I spent several years stuck in this cycle of pseudo-spirituality. This apathetic approach to my well-being dragged me to my knees time and time again. Then I hit a big-time bottom. My astrologer called it my “Saturn Return.” I called it an existential crisis! It seemed as though the universe was a tennis ball machine blasting me with assignments. The assignments came in three forms: overcoming romantic illusions, shifting careers and embracing a life of sobriety. In the past, I’d have coped with these assignments with drugs, alcohol, a new relationship, or over-working. None of these “remedies” ever worked. I finally surrendered to the fact that my outside chase for serenity was a dead end and something had to change. So I turned my search for happiness inward. I called on my memory of meditating in some random friend’s beach house at the age of 16. I remembered how it felt to relinquish my fearful illusions and surrender to the loving energy that surrounded me. My recollection of this time was so vivid that it propelled my desire to know more. Thus, it was time to surrender to a full-blown, rocked-out, no-joke meditation practice.
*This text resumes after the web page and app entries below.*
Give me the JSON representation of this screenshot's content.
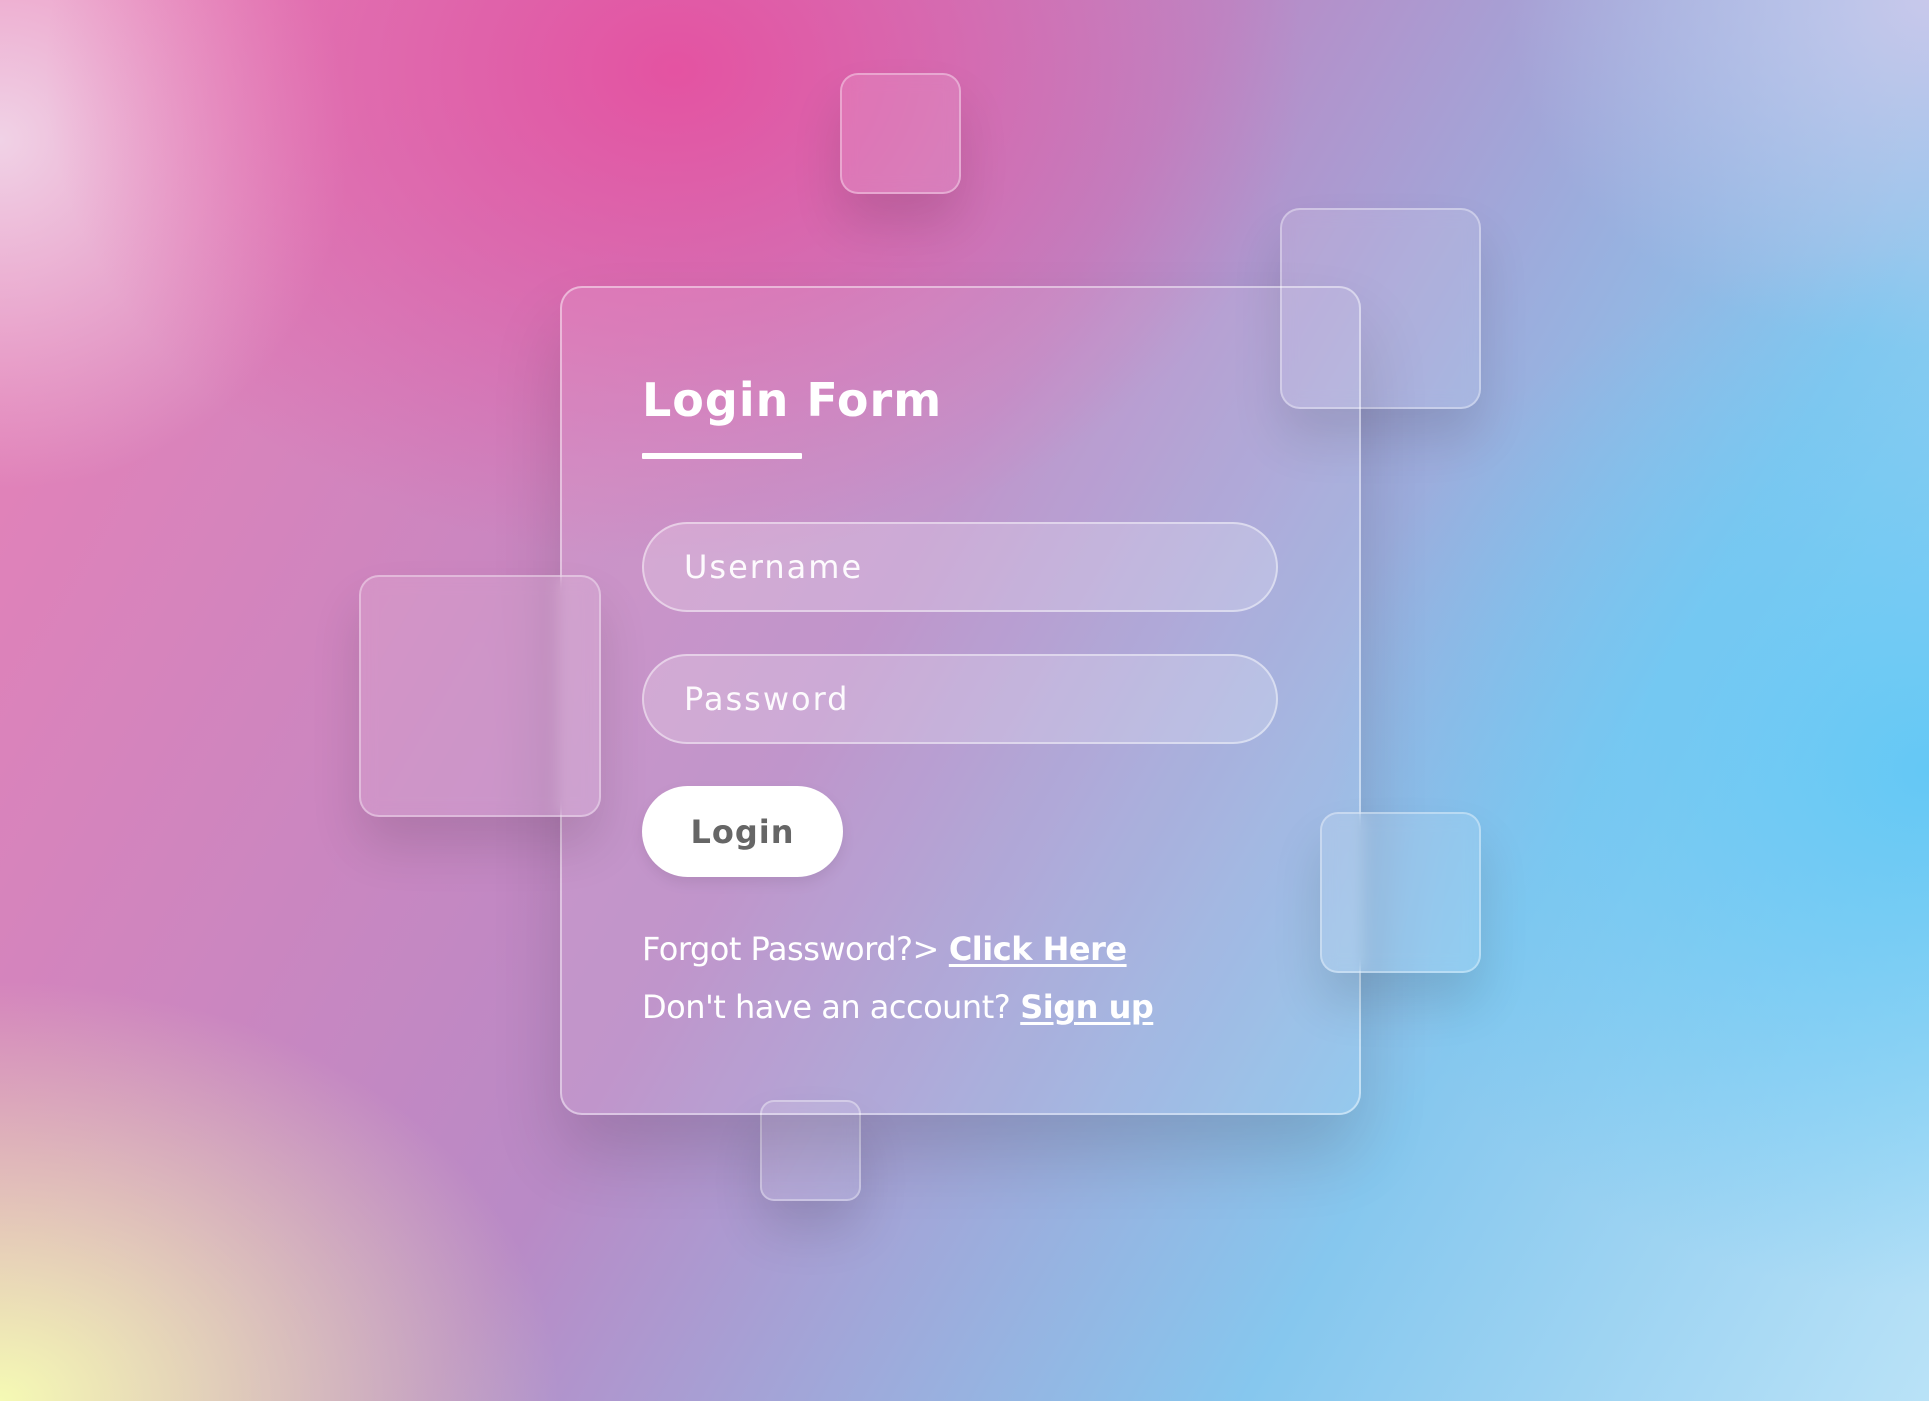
{
  "form": {
    "title": "Login Form",
    "username_placeholder": "Username",
    "password_placeholder": "Password",
    "login_label": "Login",
    "forgot_text": "Forgot Password?>",
    "forgot_link": "Click Here",
    "signup_text": "Don't have an account?",
    "signup_link": "Sign up"
  },
  "colors": {
    "pink": "#e550a0",
    "blue": "#64c8f5",
    "yellow": "#f5fab4",
    "button_bg": "#ffffff",
    "button_text": "#666666"
  }
}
I set up a meditation shrine and hit the pillow on a daily basis. I was determined to do it right this time. I read all kinds of books on meditation, listened to audio meditations, attended workshops and lectures, and found a meditation coach. And to top off, I picked up the self-study metaphysical thought system A Course in Miracles and embarked on a 365-day meditative transformation.
Oddly, I felt grateful for the discomfort I’d experienced throughout my life—it had led me to surrender to a committed meditation practice. My willingness to change jump-started my shift, but the initial steps were not as easy. Sitting through my chaotic thoughts and emotional discomfort was very difficult. Yet, during each meditation I’d experience fleeting moments of peace. Those moments kept me coming back to my pillow to receive more. Each day my meditations lasted longer and grew deeper. Some days, I’d turn on music, like Helios or Sigur Ros, and I’d meditate through an entire album.
As my meditation practice strengthened, I found it effortless to enter into a calm state and release my thoughts. The result was that my practice had guided me to quiet my beta brainwaves (associated with active thinking, speaking, and analyzing) and amp up my alpha brainwaves, which led me into a pleasant, relaxed wakeful state of awareness. In addition, my practice had opened up my right brain, which is where we access our creative capacities. With this creative side of my brain pumping, my ~ing (inner guide) could do her thing, creating images, igniting inspired ideas and healing my past wounds.